• [How to complete this task] Whichever lines of the material contain "title", copy each of them.

• [Data extract]
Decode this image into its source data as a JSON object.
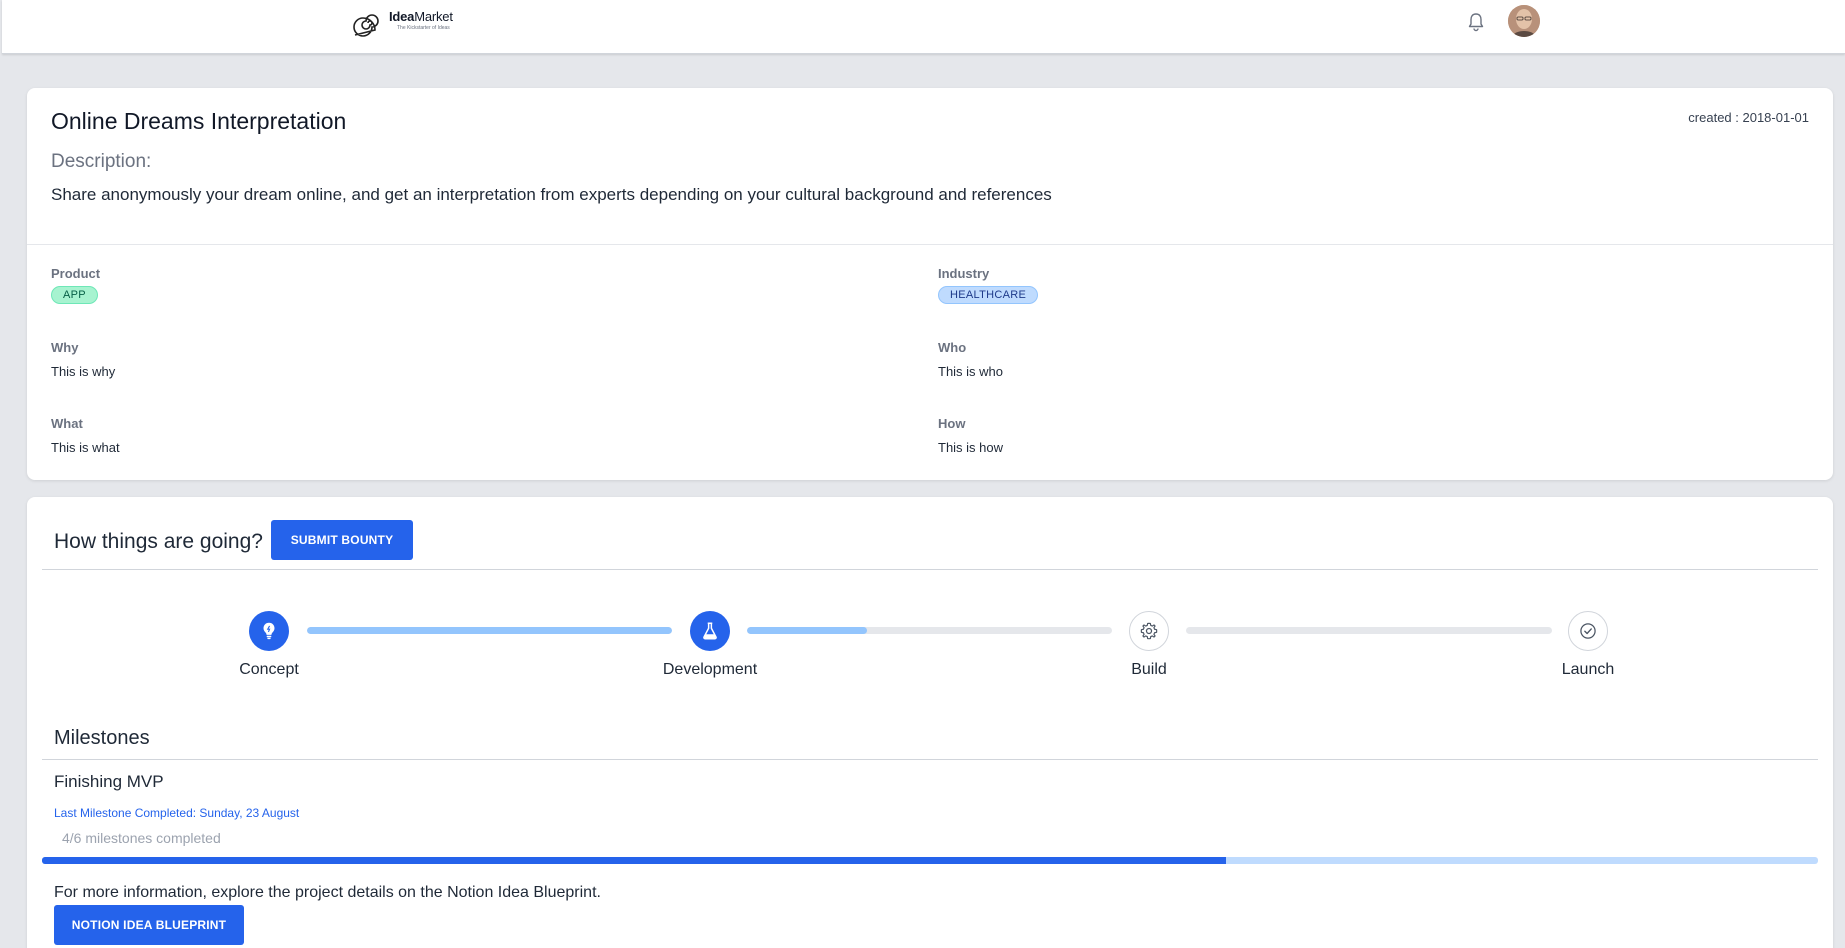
{
  "header": {
    "logo_name_bold": "Idea",
    "logo_name_rest": "Market",
    "logo_tagline": "The Kickstarter of Ideas",
    "bell_icon": "bell-icon",
    "avatar_icon": "user-avatar"
  },
  "idea": {
    "title": "Online Dreams Interpretation",
    "created": "created : 2018-01-01",
    "description_label": "Description:",
    "description": "Share anonymously your dream online, and get an interpretation from experts depending on your cultural background and references",
    "product_label": "Product",
    "product_badge": "APP",
    "industry_label": "Industry",
    "industry_badge": "HEALTHCARE",
    "why_label": "Why",
    "why_value": "This is why",
    "who_label": "Who",
    "who_value": "This is who",
    "what_label": "What",
    "what_value": "This is what",
    "how_label": "How",
    "how_value": "This is how"
  },
  "progress": {
    "title": "How things are going?",
    "submit_bounty_label": "SUBMIT BOUNTY",
    "steps": [
      {
        "label": "Concept",
        "icon": "lightbulb-icon",
        "active": true
      },
      {
        "label": "Development",
        "icon": "flask-icon",
        "active": true
      },
      {
        "label": "Build",
        "icon": "gear-icon",
        "active": false
      },
      {
        "label": "Launch",
        "icon": "check-circle-icon",
        "active": false
      }
    ],
    "track_fill": [
      1.0,
      0.33,
      0.0
    ]
  },
  "milestones": {
    "title": "Milestones",
    "current": "Finishing MVP",
    "last_completed": "Last Milestone Completed: Sunday, 23 August",
    "count_text": "4/6 milestones completed",
    "completed": 4,
    "total": 6,
    "more_info": "For more information, explore the project details on the Notion Idea Blueprint.",
    "notion_button_label": "NOTION IDEA BLUEPRINT"
  },
  "colors": {
    "accent": "#2563eb",
    "track_light": "#93c5fd",
    "page_bg": "#e5e7eb"
  }
}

• [Response]
    "title": "Online Dreams Interpretation",
    "title": "How things are going?",
    "title": "Milestones",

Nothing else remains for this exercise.